Unfortunately time will be our only guardian to expose the flaws and lies pushed forth to justify criminal misapplication of Tax Payers' funds to this "wet dream" of "someone's" intellectually bankrupt PCEHR baby.

Anonymous said...

"The tradeoff was that the system could be a system that many patients chose not to use (and therefore had no data for those patients), but that clinicians had full access to and control over. Or a system that patient groups were happy to recommend using, and that gives extensive patient control, but that therefore has some limitations on access for some clinicians in some circumstances."

For my money, sure, under any normal project methodology, a fair point to discuss and the arguments of someone that might have invested hard work at the doing end of this. I don't mean to be dismissive of the point and I feel for the argument and would discuss it had the stakeholder engagement methodology and the system uptake had been anything other than abysmal.

Both are a manifest indication that it has not been and will not be a success but a failure in terms of meeting stakeholders needs.

We could discuss the implementation as though there was some merit in it, but it still appears from evidence posted here that:

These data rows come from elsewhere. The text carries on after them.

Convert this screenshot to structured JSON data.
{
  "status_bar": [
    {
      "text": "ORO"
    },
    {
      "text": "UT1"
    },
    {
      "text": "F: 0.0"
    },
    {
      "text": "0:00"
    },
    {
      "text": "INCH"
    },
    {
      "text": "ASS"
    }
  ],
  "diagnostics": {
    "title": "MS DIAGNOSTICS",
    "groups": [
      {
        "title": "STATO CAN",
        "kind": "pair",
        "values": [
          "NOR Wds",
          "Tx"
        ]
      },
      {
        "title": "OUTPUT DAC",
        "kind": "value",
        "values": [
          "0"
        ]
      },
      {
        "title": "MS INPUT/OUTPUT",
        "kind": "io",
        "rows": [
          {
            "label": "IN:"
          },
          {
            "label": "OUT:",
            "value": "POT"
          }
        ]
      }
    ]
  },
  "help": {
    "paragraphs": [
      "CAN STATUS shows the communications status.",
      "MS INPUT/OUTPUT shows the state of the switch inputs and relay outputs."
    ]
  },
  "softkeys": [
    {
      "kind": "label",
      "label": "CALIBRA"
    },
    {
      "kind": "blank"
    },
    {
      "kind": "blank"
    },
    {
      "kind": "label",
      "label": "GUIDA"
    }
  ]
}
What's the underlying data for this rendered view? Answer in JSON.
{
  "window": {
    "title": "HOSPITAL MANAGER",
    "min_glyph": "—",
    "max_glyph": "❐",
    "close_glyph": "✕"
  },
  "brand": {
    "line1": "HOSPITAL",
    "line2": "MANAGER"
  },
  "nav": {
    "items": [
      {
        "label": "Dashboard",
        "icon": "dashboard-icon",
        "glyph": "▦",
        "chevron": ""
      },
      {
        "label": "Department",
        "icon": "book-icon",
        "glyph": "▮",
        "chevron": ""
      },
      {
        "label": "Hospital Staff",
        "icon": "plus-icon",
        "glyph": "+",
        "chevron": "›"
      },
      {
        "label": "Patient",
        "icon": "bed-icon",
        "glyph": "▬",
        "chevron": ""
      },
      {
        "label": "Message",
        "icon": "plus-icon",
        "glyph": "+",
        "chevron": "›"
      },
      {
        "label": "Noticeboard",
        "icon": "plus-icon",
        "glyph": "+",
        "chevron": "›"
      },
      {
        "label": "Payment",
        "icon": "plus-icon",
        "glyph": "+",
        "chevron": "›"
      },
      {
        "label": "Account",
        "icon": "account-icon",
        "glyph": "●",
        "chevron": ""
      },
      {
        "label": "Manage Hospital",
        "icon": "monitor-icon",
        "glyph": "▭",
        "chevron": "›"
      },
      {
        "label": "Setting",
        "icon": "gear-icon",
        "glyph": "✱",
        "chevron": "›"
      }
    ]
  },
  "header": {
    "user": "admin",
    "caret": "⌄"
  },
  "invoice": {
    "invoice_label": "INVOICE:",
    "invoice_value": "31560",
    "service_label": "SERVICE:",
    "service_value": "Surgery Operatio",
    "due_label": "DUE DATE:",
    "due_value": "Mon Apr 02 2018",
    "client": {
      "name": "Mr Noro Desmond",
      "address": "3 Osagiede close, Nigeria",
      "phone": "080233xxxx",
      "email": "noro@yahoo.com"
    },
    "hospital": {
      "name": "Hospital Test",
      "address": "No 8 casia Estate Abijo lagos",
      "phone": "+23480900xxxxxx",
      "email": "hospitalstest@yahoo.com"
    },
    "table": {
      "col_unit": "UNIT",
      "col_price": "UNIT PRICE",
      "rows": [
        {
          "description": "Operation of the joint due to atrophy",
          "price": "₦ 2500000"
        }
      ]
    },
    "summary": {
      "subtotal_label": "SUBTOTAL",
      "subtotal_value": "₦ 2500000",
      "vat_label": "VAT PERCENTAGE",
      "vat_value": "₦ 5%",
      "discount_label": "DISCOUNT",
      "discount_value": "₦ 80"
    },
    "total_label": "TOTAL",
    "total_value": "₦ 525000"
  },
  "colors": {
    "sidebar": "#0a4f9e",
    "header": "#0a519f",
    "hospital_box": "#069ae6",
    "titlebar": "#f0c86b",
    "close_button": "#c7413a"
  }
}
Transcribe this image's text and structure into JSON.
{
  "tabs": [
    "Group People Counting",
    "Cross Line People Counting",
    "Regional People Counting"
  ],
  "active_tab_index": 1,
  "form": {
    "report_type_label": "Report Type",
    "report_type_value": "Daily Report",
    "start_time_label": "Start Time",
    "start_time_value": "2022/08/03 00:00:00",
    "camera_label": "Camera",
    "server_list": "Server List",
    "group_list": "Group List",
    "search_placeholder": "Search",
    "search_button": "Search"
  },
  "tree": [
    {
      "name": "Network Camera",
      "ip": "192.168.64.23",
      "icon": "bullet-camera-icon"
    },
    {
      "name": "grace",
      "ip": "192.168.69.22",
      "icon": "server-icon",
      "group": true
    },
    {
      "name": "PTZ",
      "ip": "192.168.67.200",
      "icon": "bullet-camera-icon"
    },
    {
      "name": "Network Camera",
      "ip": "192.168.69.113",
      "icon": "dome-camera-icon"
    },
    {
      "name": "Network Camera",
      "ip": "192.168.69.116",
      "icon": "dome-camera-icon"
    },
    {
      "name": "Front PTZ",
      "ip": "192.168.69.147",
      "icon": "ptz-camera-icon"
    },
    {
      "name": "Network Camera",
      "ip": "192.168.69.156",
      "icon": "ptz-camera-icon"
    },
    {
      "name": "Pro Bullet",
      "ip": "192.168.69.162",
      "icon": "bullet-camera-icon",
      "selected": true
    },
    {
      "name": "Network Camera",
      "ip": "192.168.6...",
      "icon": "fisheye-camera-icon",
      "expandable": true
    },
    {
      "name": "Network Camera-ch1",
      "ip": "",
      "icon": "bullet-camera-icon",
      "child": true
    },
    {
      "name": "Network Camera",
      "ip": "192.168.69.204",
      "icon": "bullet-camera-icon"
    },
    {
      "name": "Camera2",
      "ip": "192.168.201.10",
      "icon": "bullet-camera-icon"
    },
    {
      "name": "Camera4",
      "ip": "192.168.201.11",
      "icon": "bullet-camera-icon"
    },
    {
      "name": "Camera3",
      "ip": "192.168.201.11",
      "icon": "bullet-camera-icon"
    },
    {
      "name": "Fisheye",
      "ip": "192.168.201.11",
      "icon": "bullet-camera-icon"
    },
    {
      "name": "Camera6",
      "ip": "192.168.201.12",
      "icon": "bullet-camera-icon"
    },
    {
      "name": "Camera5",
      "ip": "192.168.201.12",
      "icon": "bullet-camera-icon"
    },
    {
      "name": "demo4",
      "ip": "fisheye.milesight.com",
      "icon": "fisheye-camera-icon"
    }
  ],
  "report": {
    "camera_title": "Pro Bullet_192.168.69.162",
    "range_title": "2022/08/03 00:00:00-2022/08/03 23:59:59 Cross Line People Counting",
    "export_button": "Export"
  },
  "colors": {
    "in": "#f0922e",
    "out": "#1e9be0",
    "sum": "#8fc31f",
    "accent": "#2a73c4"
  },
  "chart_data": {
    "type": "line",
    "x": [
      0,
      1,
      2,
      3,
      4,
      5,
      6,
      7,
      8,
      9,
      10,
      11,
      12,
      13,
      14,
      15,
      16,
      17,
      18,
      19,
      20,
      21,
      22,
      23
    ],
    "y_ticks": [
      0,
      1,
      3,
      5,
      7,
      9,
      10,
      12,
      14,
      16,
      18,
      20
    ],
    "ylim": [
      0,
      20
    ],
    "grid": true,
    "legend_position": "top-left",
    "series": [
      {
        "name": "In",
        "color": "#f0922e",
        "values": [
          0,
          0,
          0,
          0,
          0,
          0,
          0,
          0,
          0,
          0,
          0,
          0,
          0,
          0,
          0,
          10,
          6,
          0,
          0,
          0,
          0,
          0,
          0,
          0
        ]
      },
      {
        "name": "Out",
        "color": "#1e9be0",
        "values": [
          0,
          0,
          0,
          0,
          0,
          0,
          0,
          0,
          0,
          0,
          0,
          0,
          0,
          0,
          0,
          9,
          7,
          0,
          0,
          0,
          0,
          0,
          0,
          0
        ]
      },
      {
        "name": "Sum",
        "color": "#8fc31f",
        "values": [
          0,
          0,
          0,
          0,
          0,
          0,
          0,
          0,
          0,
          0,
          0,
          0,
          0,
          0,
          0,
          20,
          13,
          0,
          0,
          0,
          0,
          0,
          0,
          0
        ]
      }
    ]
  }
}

- The number of patients it is currently supporting is negligible.
- It is not at all intuitive to use with a UI that throws cryptic messages at users;
- The real clinical content feeds are openly questionable and of limited quality;
- These sorts of discussions didn't stop it being implemented whilst rebuffing advice given from the local industry, so why bother engaging now;
- The price of what has been delivered is a disgraceful gouge from the point of view of taxpayer value and fitness for use;
- If it wasn't for this forum's voice it would no doubt be celebrated as a great success by all involved, with much rewriting of history!

The MSIA and advocacy groups were ignored and openly rebuffed by those with all the power to implement this system. They thought they knew better and "picked their winners" so no wonder it isn't working!

For the money they have given out on our behalf, I for one as a taxpayer want to see some value, not weasel words about why it isn't working due to tradeoffs. Lets have the conversation about tradeoffs with stakeholders beforehand, or when they have got 200,000 patients on board. Lets not post-rationalise this thing and put more good money after bad without seeing a return on the initial taxpayer investment!

Someone needs to stand up and cop it sweet here, with an audit of why we spent over a hundred million dollars in twelve months for nothing more than a portal that didn't work. We continue to spend millions of dollars on support for it. I wonder how many patients are using it now?

Disappointed!